Like us, Annie and her husband spent years and all their money doing up the cottage, and it was a lovely home, crammed with all the sorts of things our house is filled with, especially books. Every time we sat drinking tea and eating cake, I would look at her ceiling to floor bookcase (just one of many throughout the house) and see the same books I had on her shelves. She was an excellent cook and like me, enjoyed baking.
Annie lived for her garden and created the most beautiful garden out of a sour, damp Welsh hillside. She was a real plantswoman, and had green fingers. It must have broken her heart when the Hospital told her she must give up gardening because if she picked up an infection from mould, it would go badly for her. But that didn't stop her planning, and I helped her to source some unusual Rhododendrons and other plants last summer. I had been hoping beyond hope that spring would come early and she would see her new Rhododendron "Gomer Waterer" flower but sadly spring has been dragging its heels this year. Whenever I visited I brought her pot plants or bulbs to grow in pretty little vintage jugs I had found - old china was another of her delights. Old embroidery and crochet too. I delighted in leading her astray with more pretty "stuff"!
When she moved to Wales, she joined the Local Spinning and Weaving Guild and was a real craftswoman. She loved embroidery too and was trying to finish a piece for her daughter whilst she was still able. I will offer to put the final stitches to the border. . .
Aren't the colours stunning?
Annie loved beautiful things. She loved learning new skills. She had chickens, took in stray cats and like us, had 9 at one time, and loved all animals. She was a very gentle soul and was a bee-keeper. I wonder if anyone has told her bees that their mistress has died?
Self-effacing and modest, she was none-the-less quietly stubborn and declined the offer of going into a Hospice to end her days. Her home was where she felt safe, surrounded by all her pretty things, and her beautiful garden. The barn with the Barn Owl in residence, the wild birds which she fed through winter, the light from her stained glass windows throwing shards of colour across the room. Rooms filled with memories of her beloved husband who predeceased her, and of their family growing up there and bringing their own children to visit.

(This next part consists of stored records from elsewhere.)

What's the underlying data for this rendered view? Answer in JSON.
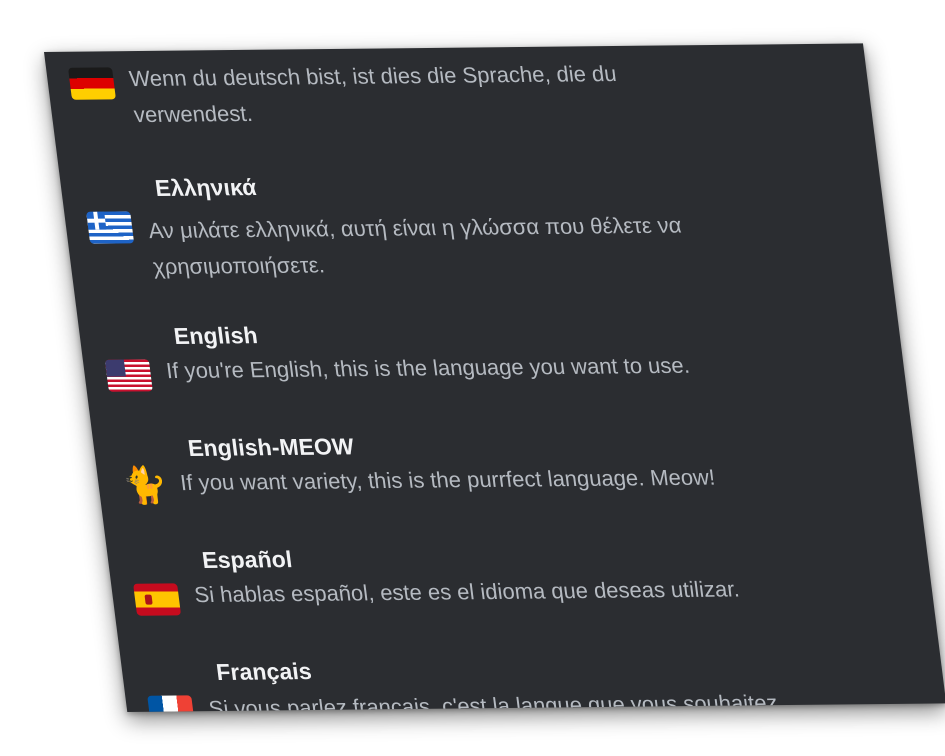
{
  "languages": [
    {
      "id": "de",
      "name": "",
      "icon": "germany-flag-icon",
      "description_line1": "Wenn du deutsch bist, ist dies die Sprache, die du",
      "description_line2": "verwendest."
    },
    {
      "id": "el",
      "name": "Ελληνικά",
      "icon": "greece-flag-icon",
      "description_line1": "Αν μιλάτε ελληνικά, αυτή είναι η γλώσσα που θέλετε να",
      "description_line2": "χρησιμοποιήσετε."
    },
    {
      "id": "en",
      "name": "English",
      "icon": "usa-flag-icon",
      "description_line1": "If you're English, this is the language you want to use.",
      "description_line2": ""
    },
    {
      "id": "en-meow",
      "name": "English-MEOW",
      "icon": "cat-icon",
      "description_line1": "If you want variety, this is the purrfect language. Meow!",
      "description_line2": ""
    },
    {
      "id": "es",
      "name": "Español",
      "icon": "spain-flag-icon",
      "description_line1": "Si hablas español, este es el idioma que deseas utilizar.",
      "description_line2": ""
    },
    {
      "id": "fr",
      "name": "Français",
      "icon": "france-flag-icon",
      "description_line1": "Si vous parlez français, c'est la langue que vous souhaitez",
      "description_line2": ""
    }
  ],
  "colors": {
    "panel_background": "#2b2d31",
    "name_text": "#f2f3f5",
    "description_text": "#b5bac1"
  }
}
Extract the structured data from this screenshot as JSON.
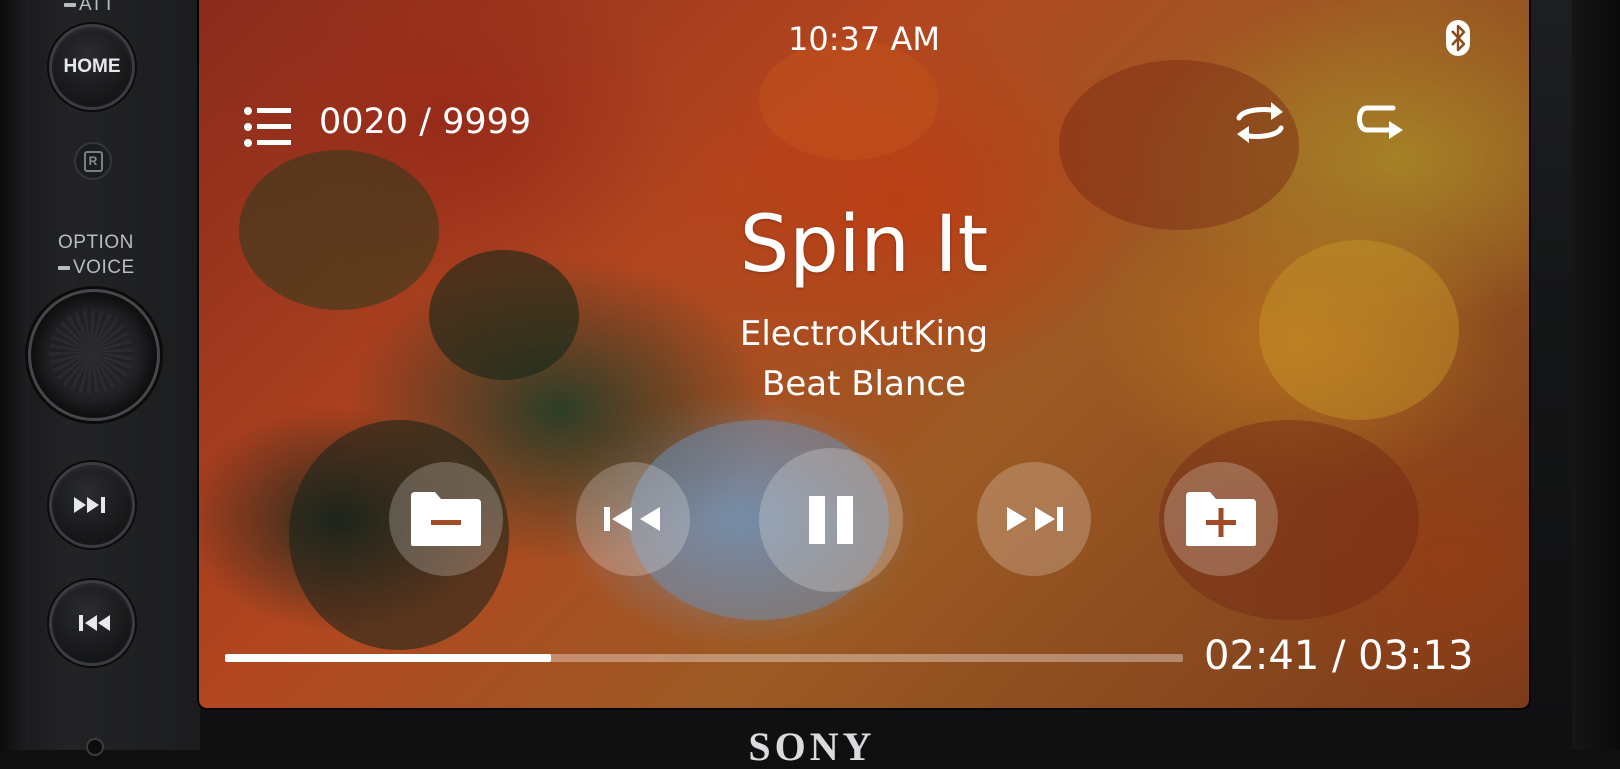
{
  "hardware": {
    "att_label": "ATT",
    "home_label": "HOME",
    "option_label": "OPTION",
    "voice_label": "VOICE",
    "brand": "SONY"
  },
  "status_bar": {
    "time": "10:37 AM",
    "bluetooth_icon": "bluetooth-icon"
  },
  "player": {
    "track_counter": "0020 / 9999",
    "title": "Spin It",
    "artist": "ElectroKutKing",
    "album": "Beat Blance",
    "elapsed_fraction": 0.34,
    "time_readout": "02:41 / 03:13",
    "controls": {
      "list": "list-icon",
      "shuffle": "shuffle-icon",
      "repeat": "repeat-icon",
      "folder_down": "folder-minus-icon",
      "previous": "previous-track-icon",
      "pause": "pause-icon",
      "next": "next-track-icon",
      "folder_up": "folder-plus-icon"
    }
  },
  "colors": {
    "text": "#ffffff",
    "control_bg": "rgba(255,255,255,0.22)",
    "progress_track": "rgba(255,255,255,0.35)"
  }
}
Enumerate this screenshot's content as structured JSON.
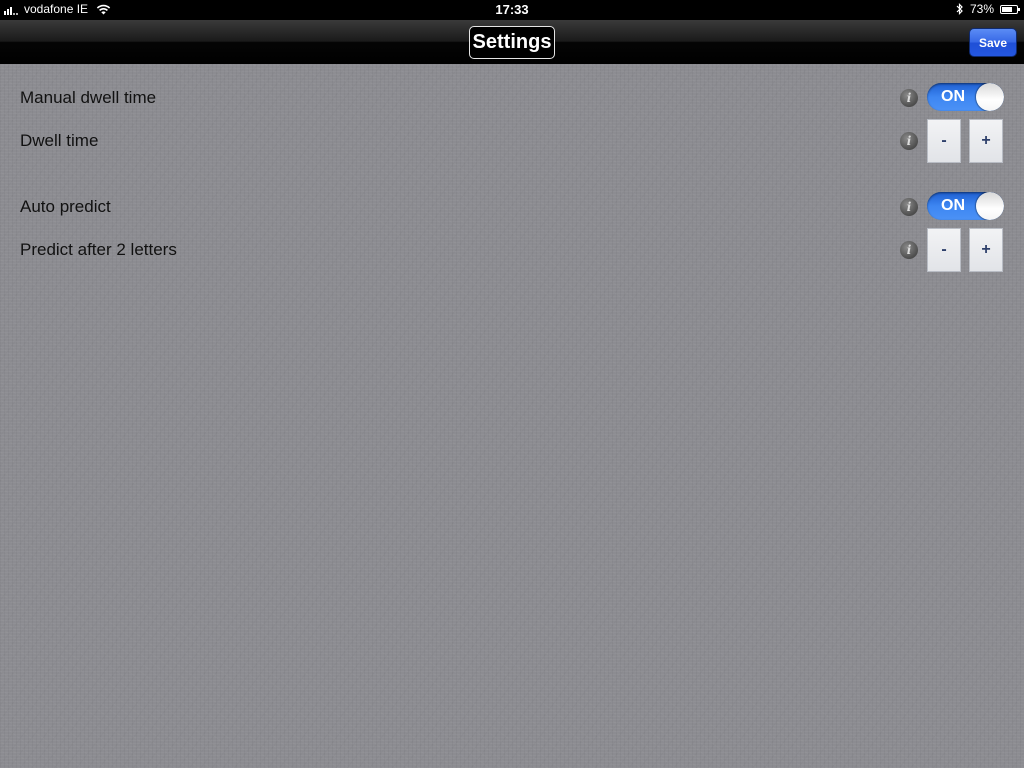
{
  "status_bar": {
    "carrier": "vodafone IE",
    "time": "17:33",
    "battery_percent": "73%",
    "battery_level": 0.73,
    "icons": [
      "signal-bars-icon",
      "wifi-icon",
      "bluetooth-icon",
      "battery-icon"
    ]
  },
  "nav_bar": {
    "title": "Settings",
    "save_label": "Save",
    "save_color": "#3667e6"
  },
  "settings": {
    "manual_dwell": {
      "label": "Manual dwell time",
      "toggle_label": "ON",
      "state": true
    },
    "dwell_time": {
      "label": "Dwell time",
      "minus_label": "-",
      "plus_label": "+"
    },
    "auto_predict": {
      "label": "Auto predict",
      "toggle_label": "ON",
      "state": true
    },
    "predict_after": {
      "label": "Predict after 2 letters",
      "minus_label": "-",
      "plus_label": "+"
    },
    "info_glyph": "i"
  },
  "colors": {
    "toggle_on": "#3d86f2",
    "background": "#8c8c91",
    "nav_bar": "#1a1a1a"
  }
}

I shall miss you Annie, but I will never forget you and am so glad of this last year when we laughed together, and cried together, and I had the chance to give you a little brightness at the darkest of times.